With flat-screen TV monitors relaying a rolling news feed, and an LED clock counting down the play’s just shy of two-hour duration on Hildegard Bechtler’s set, Icke has created a slow-burning peek into the very private world of public figures, which pokes, prods and picks at the sore of every unwitting indiscretion. Aus Greidanus Jr’s Creon is a spin-doctor on the make, Oedipus’ two boys Polynices and Eteocles are discovering who they are, and his daughter Antigone is finding her own way of doing things.
At the self-destructive heart of Icke’s Internationaal Theater Amsterdam production are Hans Kesting and Marieke Hebink’s towering performances as the doomed couple whose attempt to do good are thwarted by the trickledown effects of their respective pasts. There are hints of this aplenty in the dinner table banter between the family even before Creon attempts to firefight the things that brought the couple together. Where he was a hit and run joyrider, she is the survivor of an abusive relationship.

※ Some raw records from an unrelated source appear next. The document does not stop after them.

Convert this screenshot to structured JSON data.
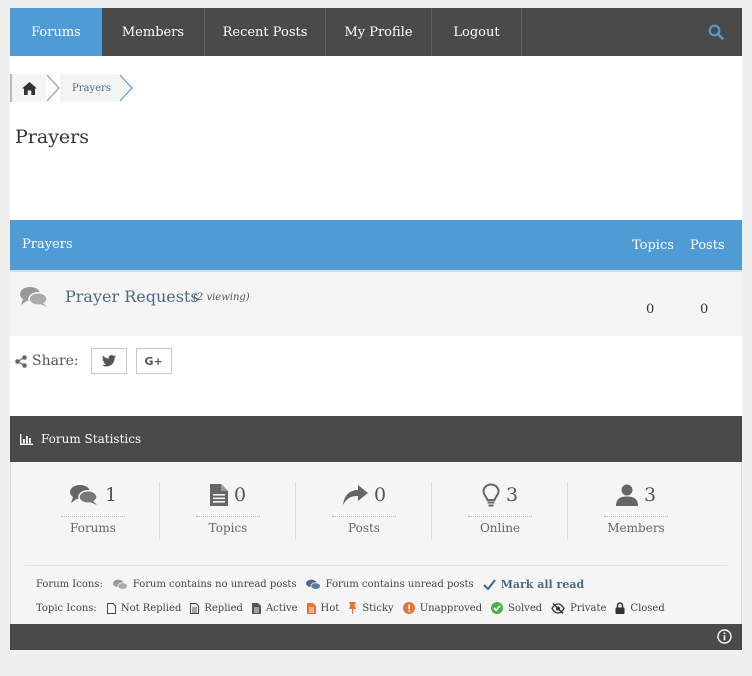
{
  "nav": {
    "items": [
      {
        "label": "Forums",
        "active": true
      },
      {
        "label": "Members"
      },
      {
        "label": "Recent Posts"
      },
      {
        "label": "My Profile"
      },
      {
        "label": "Logout"
      }
    ],
    "search_icon": "search-icon"
  },
  "breadcrumb": {
    "home_icon": "home-icon",
    "current": "Prayers"
  },
  "page": {
    "title": "Prayers"
  },
  "table": {
    "header": {
      "title": "Prayers",
      "topics": "Topics",
      "posts": "Posts"
    },
    "rows": [
      {
        "name": "Prayer Requests",
        "viewing": "(2 viewing)",
        "topics": "0",
        "posts": "0"
      }
    ]
  },
  "share": {
    "label": "Share:",
    "twitter_icon": "twitter-icon",
    "gplus_text": "G+"
  },
  "stats": {
    "title": "Forum Statistics",
    "items": [
      {
        "value": "1",
        "label": "Forums",
        "icon": "comments-icon"
      },
      {
        "value": "0",
        "label": "Topics",
        "icon": "file-icon"
      },
      {
        "value": "0",
        "label": "Posts",
        "icon": "reply-icon"
      },
      {
        "value": "3",
        "label": "Online",
        "icon": "lightbulb-icon"
      },
      {
        "value": "3",
        "label": "Members",
        "icon": "user-icon"
      }
    ],
    "forum_icons": {
      "label": "Forum Icons:",
      "no_unread": "Forum contains no unread posts",
      "unread": "Forum contains unread posts",
      "mark_all_read": "Mark all read"
    },
    "topic_icons": {
      "label": "Topic Icons:",
      "items": [
        "Not Replied",
        "Replied",
        "Active",
        "Hot",
        "Sticky",
        "Unapproved",
        "Solved",
        "Private",
        "Closed"
      ]
    }
  },
  "colors": {
    "accent": "#4e9bd6",
    "dark": "#4a4a4a",
    "link": "#4a6b88",
    "hot": "#e8733a",
    "solved": "#4caf50"
  }
}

Performed in Dutch with English surtitles, Icke’s take on things focuses too on Oedipus’ lack of foresight through a vanity-driven unwillingness to wear glasses and square up to what’s directly in front of him. If such personal turmoil probably wouldn’t exclude him from public office just now, as the office is stripped increasingly bare, it reveals an Oedipus very much for today.